**TASK PROMPT**
Copy every record below exactly, leaving out any pictures.

**Records from a collection**
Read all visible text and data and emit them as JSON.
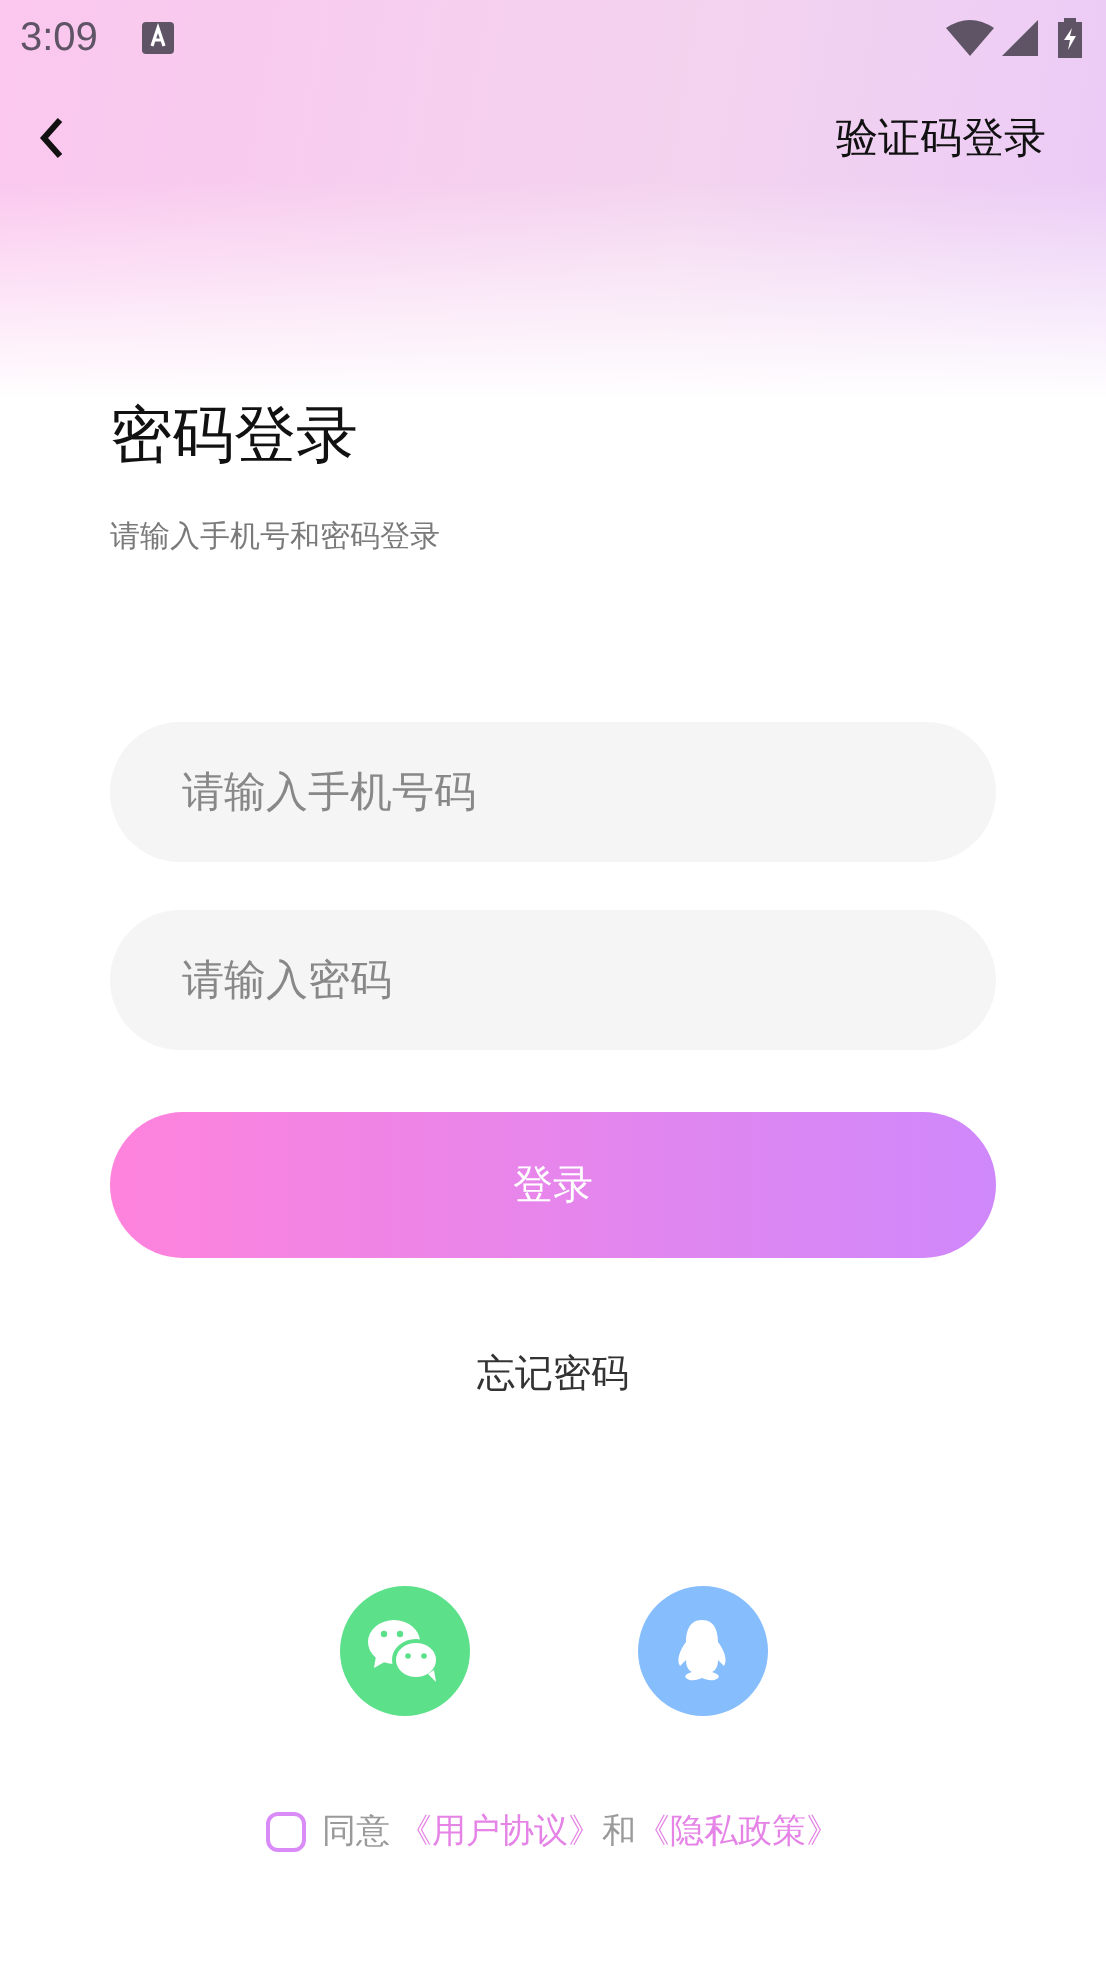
{
  "status_bar": {
    "time": "3:09"
  },
  "nav": {
    "action": "验证码登录"
  },
  "heading": {
    "title": "密码登录",
    "subtitle": "请输入手机号和密码登录"
  },
  "fields": [
    {
      "placeholder": "请输入手机号码"
    },
    {
      "placeholder": "请输入密码"
    }
  ],
  "login_button": "登录",
  "forgot_link": "忘记密码",
  "social": [
    {
      "kind": "wechat",
      "color": "#5ce08a"
    },
    {
      "kind": "qq",
      "color": "#86bdfd"
    }
  ],
  "agreement": {
    "checked": false,
    "prefix": "同意",
    "link1": "《用户协议》",
    "joiner": "和",
    "link2": "《隐私政策》"
  }
}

**ANSWER FOR THE TASK**
Read all visible text and data and emit them as JSON.
{
  "status_bar": {
    "time": "3:09"
  },
  "nav": {
    "action": "验证码登录"
  },
  "heading": {
    "title": "密码登录",
    "subtitle": "请输入手机号和密码登录"
  },
  "fields": [
    {
      "placeholder": "请输入手机号码"
    },
    {
      "placeholder": "请输入密码"
    }
  ],
  "login_button": "登录",
  "forgot_link": "忘记密码",
  "social": [
    {
      "kind": "wechat",
      "color": "#5ce08a"
    },
    {
      "kind": "qq",
      "color": "#86bdfd"
    }
  ],
  "agreement": {
    "checked": false,
    "prefix": "同意",
    "link1": "《用户协议》",
    "joiner": "和",
    "link2": "《隐私政策》"
  }
}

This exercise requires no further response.